▸ **Prompt**
Filter the records down to the lines that hold the word "JSON", and copy each of those lines.
◆ ◆ ◆
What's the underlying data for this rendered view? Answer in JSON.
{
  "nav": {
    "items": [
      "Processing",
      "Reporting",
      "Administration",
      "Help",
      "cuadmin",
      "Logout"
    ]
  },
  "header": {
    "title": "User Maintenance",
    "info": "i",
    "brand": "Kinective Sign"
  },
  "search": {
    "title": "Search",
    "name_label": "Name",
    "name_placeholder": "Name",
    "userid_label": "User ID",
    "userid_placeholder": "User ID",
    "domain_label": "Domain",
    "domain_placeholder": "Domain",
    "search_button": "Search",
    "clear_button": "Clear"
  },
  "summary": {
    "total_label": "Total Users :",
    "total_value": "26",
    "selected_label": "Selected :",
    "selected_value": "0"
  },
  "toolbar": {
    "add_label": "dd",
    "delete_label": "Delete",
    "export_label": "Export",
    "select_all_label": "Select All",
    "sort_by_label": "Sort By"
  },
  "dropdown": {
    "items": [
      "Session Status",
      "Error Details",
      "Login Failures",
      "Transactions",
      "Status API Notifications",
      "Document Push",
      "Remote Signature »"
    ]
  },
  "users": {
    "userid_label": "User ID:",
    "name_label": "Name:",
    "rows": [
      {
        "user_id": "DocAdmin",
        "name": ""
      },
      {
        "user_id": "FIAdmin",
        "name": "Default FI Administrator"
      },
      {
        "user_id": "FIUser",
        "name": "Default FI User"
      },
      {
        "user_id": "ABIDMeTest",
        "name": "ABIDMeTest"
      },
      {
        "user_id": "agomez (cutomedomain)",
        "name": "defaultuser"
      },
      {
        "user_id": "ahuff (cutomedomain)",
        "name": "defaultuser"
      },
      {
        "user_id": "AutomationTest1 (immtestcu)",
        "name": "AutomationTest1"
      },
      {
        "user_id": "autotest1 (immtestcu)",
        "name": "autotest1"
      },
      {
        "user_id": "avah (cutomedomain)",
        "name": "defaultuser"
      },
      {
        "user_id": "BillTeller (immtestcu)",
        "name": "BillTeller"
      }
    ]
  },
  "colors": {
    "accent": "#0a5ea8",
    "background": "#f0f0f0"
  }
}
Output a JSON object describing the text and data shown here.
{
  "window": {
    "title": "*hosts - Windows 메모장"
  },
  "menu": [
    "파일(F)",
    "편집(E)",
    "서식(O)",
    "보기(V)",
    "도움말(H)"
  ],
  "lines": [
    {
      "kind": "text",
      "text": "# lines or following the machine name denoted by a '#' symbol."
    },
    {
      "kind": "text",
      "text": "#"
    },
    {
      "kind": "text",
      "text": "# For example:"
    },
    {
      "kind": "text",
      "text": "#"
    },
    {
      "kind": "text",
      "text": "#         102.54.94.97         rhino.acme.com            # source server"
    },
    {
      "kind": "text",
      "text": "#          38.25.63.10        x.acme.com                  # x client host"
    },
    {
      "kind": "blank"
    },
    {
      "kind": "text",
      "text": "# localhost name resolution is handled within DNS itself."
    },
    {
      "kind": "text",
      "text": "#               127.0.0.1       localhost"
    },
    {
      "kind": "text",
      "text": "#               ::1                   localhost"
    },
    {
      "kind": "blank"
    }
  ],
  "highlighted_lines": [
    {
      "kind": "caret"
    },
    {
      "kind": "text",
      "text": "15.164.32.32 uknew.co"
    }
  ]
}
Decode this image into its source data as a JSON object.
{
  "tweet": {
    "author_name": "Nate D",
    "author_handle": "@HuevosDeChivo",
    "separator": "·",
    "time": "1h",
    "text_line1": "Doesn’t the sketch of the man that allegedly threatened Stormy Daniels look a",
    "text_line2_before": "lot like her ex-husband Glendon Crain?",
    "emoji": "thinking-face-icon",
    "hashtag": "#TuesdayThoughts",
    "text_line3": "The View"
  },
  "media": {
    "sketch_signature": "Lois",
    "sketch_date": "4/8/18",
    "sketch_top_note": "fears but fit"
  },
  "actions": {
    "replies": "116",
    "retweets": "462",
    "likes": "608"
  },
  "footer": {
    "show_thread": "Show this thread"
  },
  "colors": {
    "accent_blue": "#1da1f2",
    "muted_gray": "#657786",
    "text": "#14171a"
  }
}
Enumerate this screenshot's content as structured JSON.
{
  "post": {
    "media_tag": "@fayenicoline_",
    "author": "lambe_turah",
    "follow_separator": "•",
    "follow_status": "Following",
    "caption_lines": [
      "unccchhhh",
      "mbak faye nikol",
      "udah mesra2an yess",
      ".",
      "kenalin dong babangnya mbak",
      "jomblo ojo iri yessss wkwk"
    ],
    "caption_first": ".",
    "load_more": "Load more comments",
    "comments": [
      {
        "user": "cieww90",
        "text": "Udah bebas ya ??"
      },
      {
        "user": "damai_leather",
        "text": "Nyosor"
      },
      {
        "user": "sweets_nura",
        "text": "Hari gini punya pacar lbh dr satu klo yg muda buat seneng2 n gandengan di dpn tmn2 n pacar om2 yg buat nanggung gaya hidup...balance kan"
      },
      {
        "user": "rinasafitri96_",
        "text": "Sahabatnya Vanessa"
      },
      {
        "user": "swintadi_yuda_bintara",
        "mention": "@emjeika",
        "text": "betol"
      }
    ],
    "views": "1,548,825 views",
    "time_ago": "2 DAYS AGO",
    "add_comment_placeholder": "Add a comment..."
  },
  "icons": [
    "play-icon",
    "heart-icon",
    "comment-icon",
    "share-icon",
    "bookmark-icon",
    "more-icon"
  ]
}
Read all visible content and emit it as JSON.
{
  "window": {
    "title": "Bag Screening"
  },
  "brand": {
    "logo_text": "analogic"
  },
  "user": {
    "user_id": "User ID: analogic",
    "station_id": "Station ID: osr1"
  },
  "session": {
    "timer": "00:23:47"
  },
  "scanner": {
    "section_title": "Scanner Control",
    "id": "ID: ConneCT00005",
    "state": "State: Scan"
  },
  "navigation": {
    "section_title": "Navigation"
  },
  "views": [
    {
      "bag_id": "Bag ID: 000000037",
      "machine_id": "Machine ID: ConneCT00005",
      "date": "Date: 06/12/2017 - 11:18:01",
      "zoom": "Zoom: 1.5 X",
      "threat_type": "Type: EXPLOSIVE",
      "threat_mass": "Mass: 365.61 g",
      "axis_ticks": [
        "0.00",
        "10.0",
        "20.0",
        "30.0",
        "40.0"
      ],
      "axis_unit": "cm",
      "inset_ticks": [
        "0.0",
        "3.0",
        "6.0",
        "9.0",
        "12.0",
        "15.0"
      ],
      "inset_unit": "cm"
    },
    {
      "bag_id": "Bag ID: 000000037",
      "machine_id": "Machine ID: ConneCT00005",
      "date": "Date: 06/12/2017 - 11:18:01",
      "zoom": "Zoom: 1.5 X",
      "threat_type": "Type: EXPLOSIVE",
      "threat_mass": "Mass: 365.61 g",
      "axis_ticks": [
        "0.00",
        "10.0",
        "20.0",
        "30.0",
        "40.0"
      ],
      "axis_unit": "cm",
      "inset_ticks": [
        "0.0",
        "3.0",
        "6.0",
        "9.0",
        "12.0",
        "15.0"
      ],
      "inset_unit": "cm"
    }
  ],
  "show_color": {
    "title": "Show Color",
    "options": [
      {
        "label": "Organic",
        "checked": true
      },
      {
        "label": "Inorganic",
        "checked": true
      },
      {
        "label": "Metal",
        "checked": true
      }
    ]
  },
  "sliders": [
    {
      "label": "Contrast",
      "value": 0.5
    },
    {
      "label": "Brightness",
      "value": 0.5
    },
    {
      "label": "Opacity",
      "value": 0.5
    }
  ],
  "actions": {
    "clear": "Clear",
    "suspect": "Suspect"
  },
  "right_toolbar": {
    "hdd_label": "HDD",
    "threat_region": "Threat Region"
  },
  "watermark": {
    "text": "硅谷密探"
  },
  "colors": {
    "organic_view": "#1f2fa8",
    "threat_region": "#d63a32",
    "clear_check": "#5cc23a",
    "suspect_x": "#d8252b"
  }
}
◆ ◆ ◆
▸ **Finished exercise**
What's the underlying data for this rendered view? Answer in JSON.
Output a JSON object describing the text and data shown here.
Decode this image into its source data as a JSON object.
Enumerate this screenshot's content as structured JSON.
Read all visible content and emit it as JSON.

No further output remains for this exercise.